Mediation and Divorce Blog did a round up of the best divorce advice during a pandemic. Here is the story:
Preparing to divorce and then COVID-19 crisis hit?
Here are some tips on how to deal with “forced togetherness” during the quarantine, so your divorce can be peaceful once it’s lifted.
Maybe you made the decision to end your marriage prior to the Coronavirus crisis, but had not yet told your spouse – you wanted to prepare for divorce first so you could take steps to keep things as peaceful as possible.
Or maybe you and your husband or wife agreed to divorce and took preliminary steps to interview attorneys or mediators, but before you went ahead and hired a professional and started the divorce process, self-quarantine and shelter-in-place directives were imposed.
Then, in an instant, your divorce plans came to a screeching halt.
If you are now quarantined together in the same household, you are likely feeling trapped, stressed and overwhelmed. And that anxiety is only compounded by kids home from school, working from home, job and financial uncertainty and concerns about your health and the well-being of your loved ones.
With no end to this in sight.
Here’s my contribution to the article:
Planning for a divorce is never easy. Coming to the realization that your relationship is over while trying to cope with a global pandemic has the potential to be emotionally overwhelming. But, much like a national disaster, you are better prepared if you acknowledge that divorce is on the horizon and plan for it accordingly.
There are still proactive steps you can take despite quarantine orders and social distancing:
Specific questions about your divorce – much like medical problems – cannot be answered with internet searches.
Many lawyers and mediators are available right now for online video conferencing or even a simple phone call. Talk to a lawyer to find out your rights and the details of your specific case. Just having a bit of detailed information can make your situation feel more manageable.
Look into options for divorce mediation.
Many mediators are prepared for online sessions despite this pandemic. In my practice, we’ve had several successful mediation sessions starting with Zoom and Skype conferencing. The goal is to open a dialogue and lay the foundation for a friendly split wherever possible.

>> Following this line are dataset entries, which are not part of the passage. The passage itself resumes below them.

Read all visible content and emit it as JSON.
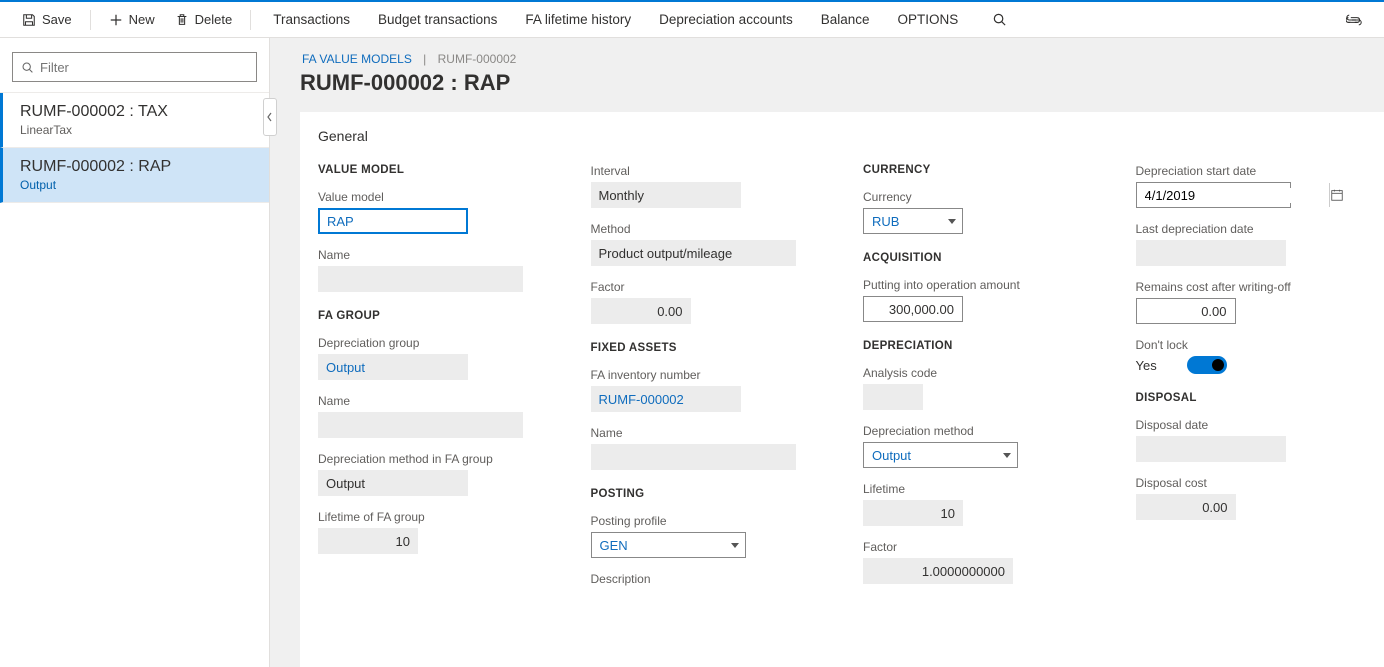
{
  "toolbar": {
    "save": "Save",
    "new": "New",
    "delete": "Delete",
    "transactions": "Transactions",
    "budget_transactions": "Budget transactions",
    "fa_lifetime_history": "FA lifetime history",
    "depreciation_accounts": "Depreciation accounts",
    "balance": "Balance",
    "options": "OPTIONS"
  },
  "filter": {
    "placeholder": "Filter"
  },
  "sidebar": {
    "items": [
      {
        "title": "RUMF-000002 : TAX",
        "sub": "LinearTax"
      },
      {
        "title": "RUMF-000002 : RAP",
        "sub": "Output"
      }
    ]
  },
  "breadcrumb": {
    "root": "FA VALUE MODELS",
    "current": "RUMF-000002"
  },
  "page_title": "RUMF-000002 : RAP",
  "section": "General",
  "col1": {
    "h_value_model": "VALUE MODEL",
    "l_value_model": "Value model",
    "v_value_model": "RAP",
    "l_name": "Name",
    "v_name": "",
    "h_fa_group": "FA GROUP",
    "l_dep_group": "Depreciation group",
    "v_dep_group": "Output",
    "l_name2": "Name",
    "v_name2": "",
    "l_dep_method_group": "Depreciation method in FA group",
    "v_dep_method_group": "Output",
    "l_lifetime_group": "Lifetime of FA group",
    "v_lifetime_group": "10"
  },
  "col2": {
    "l_interval": "Interval",
    "v_interval": "Monthly",
    "l_method": "Method",
    "v_method": "Product output/mileage",
    "l_factor": "Factor",
    "v_factor": "0.00",
    "h_fixed_assets": "FIXED ASSETS",
    "l_fa_inv": "FA inventory number",
    "v_fa_inv": "RUMF-000002",
    "l_name": "Name",
    "v_name": "",
    "h_posting": "POSTING",
    "l_posting_profile": "Posting profile",
    "v_posting_profile": "GEN",
    "l_description": "Description"
  },
  "col3": {
    "h_currency": "CURRENCY",
    "l_currency": "Currency",
    "v_currency": "RUB",
    "h_acquisition": "ACQUISITION",
    "l_putting": "Putting into operation amount",
    "v_putting": "300,000.00",
    "h_depreciation": "DEPRECIATION",
    "l_analysis": "Analysis code",
    "v_analysis": "",
    "l_dep_method": "Depreciation method",
    "v_dep_method": "Output",
    "l_lifetime": "Lifetime",
    "v_lifetime": "10",
    "l_factor": "Factor",
    "v_factor": "1.0000000000"
  },
  "col4": {
    "l_dep_start": "Depreciation start date",
    "v_dep_start": "4/1/2019",
    "l_last_dep": "Last depreciation date",
    "v_last_dep": "",
    "l_remains": "Remains cost after writing-off",
    "v_remains": "0.00",
    "l_dont_lock": "Don't lock",
    "v_dont_lock": "Yes",
    "h_disposal": "DISPOSAL",
    "l_disp_date": "Disposal date",
    "v_disp_date": "",
    "l_disp_cost": "Disposal cost",
    "v_disp_cost": "0.00"
  }
}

Since mediation involves both spouses participating, an online format can work well – even if you and your spouse call in from separate rooms to reduce tension.

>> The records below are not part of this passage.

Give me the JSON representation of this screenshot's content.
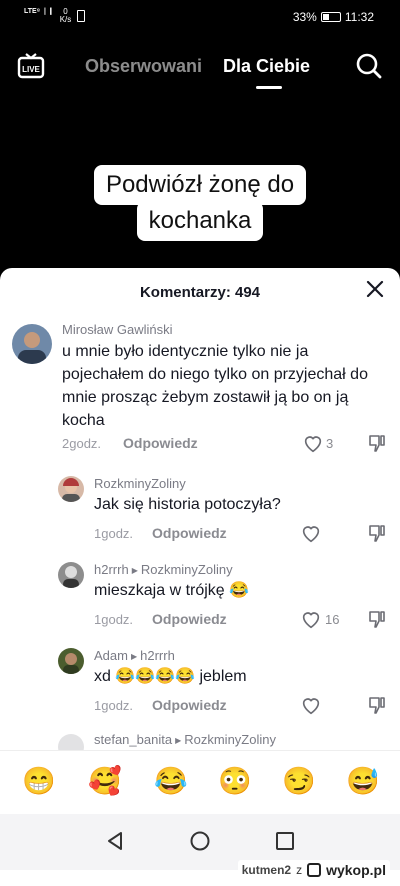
{
  "status": {
    "signal": "LTE⁸ ❘❙",
    "net_value": "0",
    "net_unit": "K/s",
    "battery_percent": "33%",
    "battery_level": 0.33,
    "time": "11:32"
  },
  "nav": {
    "live_label": "LIVE",
    "tab_following": "Obserwowani",
    "tab_for_you": "Dla Ciebie"
  },
  "video": {
    "caption_line1": "Podwiózł żonę do",
    "caption_line2": "kochanka"
  },
  "comments_panel": {
    "title": "Komentarzy: 494",
    "comments": [
      {
        "user": "Mirosław Gawliński",
        "text": "u mnie było identycznie tylko nie ja pojechałem do niego tylko on przyjechał do mnie prosząc żebym zostawił ją bo on ją kocha",
        "time": "2godz.",
        "reply": "Odpowiedz",
        "likes": "3"
      },
      {
        "user": "RozkminyZoliny",
        "text": "Jak się historia potoczyła?",
        "time": "1godz.",
        "reply": "Odpowiedz",
        "likes": ""
      },
      {
        "user": "h2rrrh",
        "reply_to": "RozkminyZoliny",
        "text": "mieszkaja w trójkę 😂",
        "time": "1godz.",
        "reply": "Odpowiedz",
        "likes": "16"
      },
      {
        "user": "Adam",
        "reply_to": "h2rrrh",
        "text": "xd 😂😂😂😂 jeblem",
        "time": "1godz.",
        "reply": "Odpowiedz",
        "likes": ""
      },
      {
        "user": "stefan_banita",
        "reply_to": "RozkminyZoliny"
      }
    ]
  },
  "emoji_bar": [
    "😁",
    "🥰",
    "😂",
    "😳",
    "😏",
    "😅"
  ],
  "watermark": {
    "user": "kutmen2",
    "sep": "z",
    "site": "wykop.pl"
  }
}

If you have kids then you are probably dealing with the stress of home-schooling, on top of everything else. In normal circumstances, when a couple lives together during a divorce (which is not uncommon due to finances) I advise them to work out a schedule for time-sharing with the kids that can be transitioned into an access schedule when the separation eventually happens. Generally, this can involve dividing up weekend time and giving each other some space during the week (if and when you can!)
If you are able to start that discussion with your spouse now and come up with a schedule – even if it means dividing up space in the house – it may help alleviate some of the stress of quarantine. It may also result in both of you sharing the heavy load of home-school and childcare that is happening across the country right now.
At the end of the day, the divorce process will still involve a detailed look at the finances.
Start gathering your paperwork so that you can be ready for the financial disclosure process. Pulling together tax returns, bank statements, credit card and utility bills for a minimum of the last three years will help you get ahead. Take time now to learn about the marital expenses and review the budget (especially if you haven’t been involved with the marital finances). Finances are difficult for most people to talk about in normal circumstances, but the added stress and uncertainty right now may complicate these conversations.
You may not need to push for stressful conversations that make a deteriorating relationship worse right now. But you can gather the paperwork and start getting familiar on your own.
Finally, I think it’s important for people to acknowledge the real difficulties they are facing in dealing with a divorce during this global disaster. This is hard. Treat yourself gently with a bit of grace. Take whatever breaks you can and find ways that help you de-stress.
You do not need to be perfect right now – you just need to do your best.
– Morghan Richardson, Esq, Divorce Attorney, Consultant and Mediator in NYC
You can read the full article here: